Producing Energy on Iowa Farms
- Iowa’s investment in corn ethanol production has brought economic development to Iowa. However, the ethanol industry has been struggling to survive in today’s changing economic climate. It is time to reassess, and consider how future investments in renewable energy can be better targeted to provide more profit for farmers, and better protect our natural resource base.
- New technologies are emerging that will make it possible for farmers to produce biofuels on the farm. Future Iowa investments in biofuels development should target technologies that enable farmers to produce high-value fuels on the farm using sustainable cropping systems, as an alternative to shipping low-value commodity feedstocks to distant ethanol plants. However, it is important that both the ethanol tax credit (VEETC) and the biodiesel tax credit be renewed to maintain stability and protect our public investment in the existing biofuels industry.
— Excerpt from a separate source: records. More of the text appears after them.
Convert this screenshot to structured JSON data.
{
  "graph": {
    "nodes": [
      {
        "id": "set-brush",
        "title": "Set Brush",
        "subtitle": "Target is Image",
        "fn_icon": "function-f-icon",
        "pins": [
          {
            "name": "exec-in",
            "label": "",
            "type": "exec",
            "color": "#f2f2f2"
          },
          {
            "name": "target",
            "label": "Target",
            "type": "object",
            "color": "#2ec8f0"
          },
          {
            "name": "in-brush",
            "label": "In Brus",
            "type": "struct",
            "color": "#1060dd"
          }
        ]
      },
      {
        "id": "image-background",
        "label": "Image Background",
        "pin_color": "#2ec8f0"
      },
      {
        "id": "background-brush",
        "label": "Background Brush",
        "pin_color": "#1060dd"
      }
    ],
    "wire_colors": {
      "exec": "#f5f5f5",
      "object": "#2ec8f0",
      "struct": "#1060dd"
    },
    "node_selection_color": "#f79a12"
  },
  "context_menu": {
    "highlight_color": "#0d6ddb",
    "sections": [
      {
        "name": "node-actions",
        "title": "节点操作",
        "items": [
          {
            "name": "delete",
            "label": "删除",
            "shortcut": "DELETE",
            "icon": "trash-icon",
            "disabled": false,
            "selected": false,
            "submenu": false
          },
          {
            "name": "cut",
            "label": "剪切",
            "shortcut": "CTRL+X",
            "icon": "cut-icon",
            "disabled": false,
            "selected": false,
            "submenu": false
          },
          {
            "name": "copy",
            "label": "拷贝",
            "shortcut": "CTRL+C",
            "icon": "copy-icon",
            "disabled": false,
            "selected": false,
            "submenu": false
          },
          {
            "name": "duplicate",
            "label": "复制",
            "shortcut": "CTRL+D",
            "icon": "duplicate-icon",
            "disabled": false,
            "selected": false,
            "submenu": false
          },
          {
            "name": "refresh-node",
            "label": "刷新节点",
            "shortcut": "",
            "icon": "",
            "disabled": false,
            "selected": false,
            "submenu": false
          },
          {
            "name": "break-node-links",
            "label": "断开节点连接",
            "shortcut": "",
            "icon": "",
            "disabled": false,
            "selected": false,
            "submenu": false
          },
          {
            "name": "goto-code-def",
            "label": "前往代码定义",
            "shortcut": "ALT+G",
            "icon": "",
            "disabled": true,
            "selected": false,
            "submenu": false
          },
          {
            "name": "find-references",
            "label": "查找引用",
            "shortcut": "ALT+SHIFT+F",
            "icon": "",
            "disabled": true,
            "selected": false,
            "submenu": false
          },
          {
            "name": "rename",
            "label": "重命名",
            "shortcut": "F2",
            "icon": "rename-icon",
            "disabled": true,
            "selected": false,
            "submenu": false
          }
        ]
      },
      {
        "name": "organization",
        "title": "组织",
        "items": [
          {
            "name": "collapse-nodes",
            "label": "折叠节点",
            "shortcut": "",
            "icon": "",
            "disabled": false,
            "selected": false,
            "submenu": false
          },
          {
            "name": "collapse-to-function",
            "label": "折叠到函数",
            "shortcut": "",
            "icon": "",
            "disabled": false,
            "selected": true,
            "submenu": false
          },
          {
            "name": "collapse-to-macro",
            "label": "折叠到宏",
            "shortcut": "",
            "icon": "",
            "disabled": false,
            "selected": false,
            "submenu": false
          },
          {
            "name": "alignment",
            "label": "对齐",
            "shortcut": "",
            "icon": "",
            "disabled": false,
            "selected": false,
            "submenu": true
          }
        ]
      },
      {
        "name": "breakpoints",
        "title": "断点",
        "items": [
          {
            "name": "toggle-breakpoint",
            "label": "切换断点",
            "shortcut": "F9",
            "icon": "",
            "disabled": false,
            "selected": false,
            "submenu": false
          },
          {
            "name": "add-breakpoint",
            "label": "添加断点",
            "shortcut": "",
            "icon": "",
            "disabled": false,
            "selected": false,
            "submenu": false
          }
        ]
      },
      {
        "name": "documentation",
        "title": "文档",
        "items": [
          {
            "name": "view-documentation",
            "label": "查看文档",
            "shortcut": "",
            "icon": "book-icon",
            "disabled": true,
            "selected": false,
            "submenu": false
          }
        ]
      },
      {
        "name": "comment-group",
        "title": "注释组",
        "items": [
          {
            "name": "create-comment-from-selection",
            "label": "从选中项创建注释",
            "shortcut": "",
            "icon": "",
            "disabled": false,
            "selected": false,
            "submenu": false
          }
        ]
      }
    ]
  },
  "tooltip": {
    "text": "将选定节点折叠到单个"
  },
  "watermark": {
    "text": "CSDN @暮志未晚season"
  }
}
- Wind energy holds tremendous potential to supply Iowa’s power needs. However, most current wind-energy developments provide only marginal returns to Iowa farmers, while farmers continue to pay retail prices for on-farm electrical needs. An alternative approach─that has been largely overlooked─is for farmer-owned, mid-sized wind turbines to be erected on farms across Iowa to supply the farms’ energy needs and provide supplemental farm income. Some states, like Minnesota, have adopted policies to encourage farm-scale wind turbine construction.
- The siting of Concentrated Animal Feeding Operations (CAFOs) has been a source of divisiveness within rural communities in Iowa for many years. To help resolve conflicts, the Iowa Legislature should return to local governments the authority to control where CAFOs can be built within their jurisdiction.
- The overall environmental regulation of CAFOs should remain with the DNR at the state level to ensure uniformity of environmental regulation across Iowa’s 99 counties. However, some state-wide regulations do need strengthening, including the scoring system of the Master Matrix, separation distances of CAFOs from rural residences and other sensitive sites, and lowering the number of animal units that require a CAFO construction permit and Manure Management Plan.
- CAFOs should be required to use biofilters and other proven technology to reduce the release of toxic gases and odors into the atmosphere.
- The Iowa Legislature should set air quality standards for ammonia and hydrogen sulfide for animal agriculture.
- There are alternative ways of raising hogs and other livestock that are environmentally sound, profitable, and do not interfere with the quality of life of rural residents.
Producing Food for Iowans
- About 80% of the $8 billion worth of food consumed in Iowa comes from out of state. Growing more of our food in Iowa represents a multi-billion dollar economic development opportunity. This potential economic activity could create thousands of new jobs and help revitalize rural communities in Iowa, as well as provide Iowans with fresh, nutritious food.
- If Iowans ate the recommended five servings of fruits and vegetables per day, and Iowa farmers supplied that produce for just three months of the year, production and marketing for these additional crops would add $302.4 million and 4,094 jobs to Iowa’s economy, according to analyses by ISU economist David Swenson.
- Locally grown food can be fresher, tastier, and higher in nutritional value because it can be harvested at peak ripeness, instead of being harvested prematurely so it can withstand long-distance transport.
- A recent study found that obesity-related medical spending in the U.S. amounts to $147 billion per year. Since Iowa has about one percent of the U.S. population, Iowa’s cost for obesity comes to $1.47 billion. To help tackle the growing obesity epidemic, the Centers for Disease Control (CDC) has recommended greater consumption of locally produced foods because of the increased nutritional value of freshly-picked produce.